Material supplied START
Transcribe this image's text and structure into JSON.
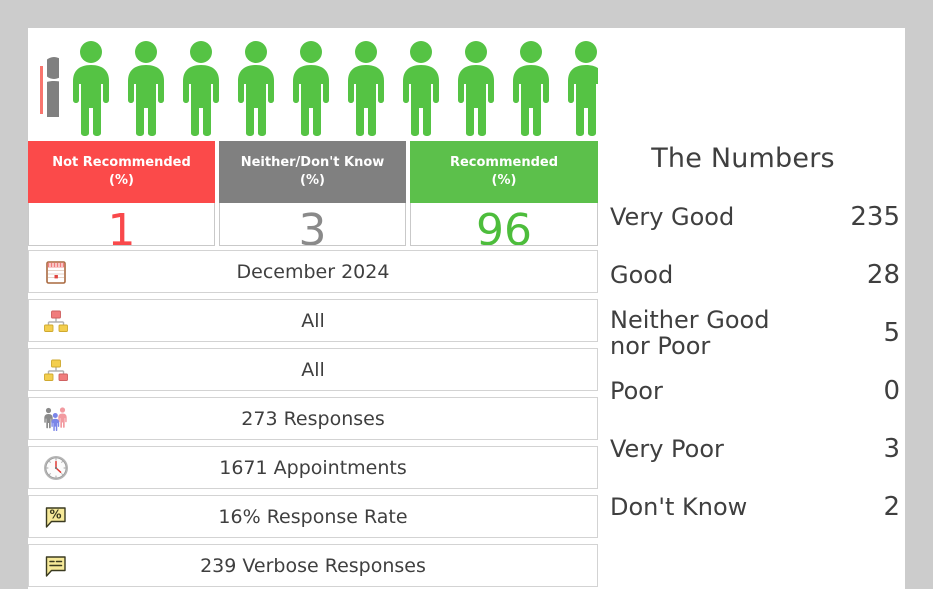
{
  "pictogram": {
    "full_green_people": 10,
    "partial_grey_person": true,
    "partial_red_sliver": true,
    "green_color": "#55c344",
    "grey_color": "#808080",
    "red_color": "#f9756e"
  },
  "headline": {
    "columns": [
      {
        "title_line1": "Not Recommended",
        "title_line2": "(%)",
        "value": "1",
        "header_color": "#fb4a4a",
        "value_color": "#f9494b"
      },
      {
        "title_line1": "Neither/Don't Know",
        "title_line2": "(%)",
        "value": "3",
        "header_color": "#808080",
        "value_color": "#8a8a8a"
      },
      {
        "title_line1": "Recommended",
        "title_line2": "(%)",
        "value": "96",
        "header_color": "#5cc04b",
        "value_color": "#4dbd3c"
      }
    ]
  },
  "rows": [
    {
      "icon": "calendar-icon",
      "label": "December 2024"
    },
    {
      "icon": "org-chart-red-parent-icon",
      "label": "All"
    },
    {
      "icon": "org-chart-yellow-parent-icon",
      "label": "All"
    },
    {
      "icon": "people-group-icon",
      "label": "273 Responses"
    },
    {
      "icon": "clock-icon",
      "label": "1671 Appointments"
    },
    {
      "icon": "percent-bubble-icon",
      "label": "16% Response Rate"
    },
    {
      "icon": "comment-bubble-icon",
      "label": "239 Verbose Responses"
    }
  ],
  "numbers_panel": {
    "title": "The Numbers",
    "items": [
      {
        "label": "Very Good",
        "value": "235"
      },
      {
        "label": "Good",
        "value": "28"
      },
      {
        "label": "Neither Good nor Poor",
        "value": "5"
      },
      {
        "label": "Poor",
        "value": "0"
      },
      {
        "label": "Very Poor",
        "value": "3"
      },
      {
        "label": "Don't Know",
        "value": "2"
      }
    ]
  }
}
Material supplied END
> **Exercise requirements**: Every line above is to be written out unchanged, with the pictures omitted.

> **Exercise output**:
Transcribe this image's text and structure into JSON.
{
  "pictogram": {
    "full_green_people": 10,
    "partial_grey_person": true,
    "partial_red_sliver": true,
    "green_color": "#55c344",
    "grey_color": "#808080",
    "red_color": "#f9756e"
  },
  "headline": {
    "columns": [
      {
        "title_line1": "Not Recommended",
        "title_line2": "(%)",
        "value": "1",
        "header_color": "#fb4a4a",
        "value_color": "#f9494b"
      },
      {
        "title_line1": "Neither/Don't Know",
        "title_line2": "(%)",
        "value": "3",
        "header_color": "#808080",
        "value_color": "#8a8a8a"
      },
      {
        "title_line1": "Recommended",
        "title_line2": "(%)",
        "value": "96",
        "header_color": "#5cc04b",
        "value_color": "#4dbd3c"
      }
    ]
  },
  "rows": [
    {
      "icon": "calendar-icon",
      "label": "December 2024"
    },
    {
      "icon": "org-chart-red-parent-icon",
      "label": "All"
    },
    {
      "icon": "org-chart-yellow-parent-icon",
      "label": "All"
    },
    {
      "icon": "people-group-icon",
      "label": "273 Responses"
    },
    {
      "icon": "clock-icon",
      "label": "1671 Appointments"
    },
    {
      "icon": "percent-bubble-icon",
      "label": "16% Response Rate"
    },
    {
      "icon": "comment-bubble-icon",
      "label": "239 Verbose Responses"
    }
  ],
  "numbers_panel": {
    "title": "The Numbers",
    "items": [
      {
        "label": "Very Good",
        "value": "235"
      },
      {
        "label": "Good",
        "value": "28"
      },
      {
        "label": "Neither Good nor Poor",
        "value": "5"
      },
      {
        "label": "Poor",
        "value": "0"
      },
      {
        "label": "Very Poor",
        "value": "3"
      },
      {
        "label": "Don't Know",
        "value": "2"
      }
    ]
  }
}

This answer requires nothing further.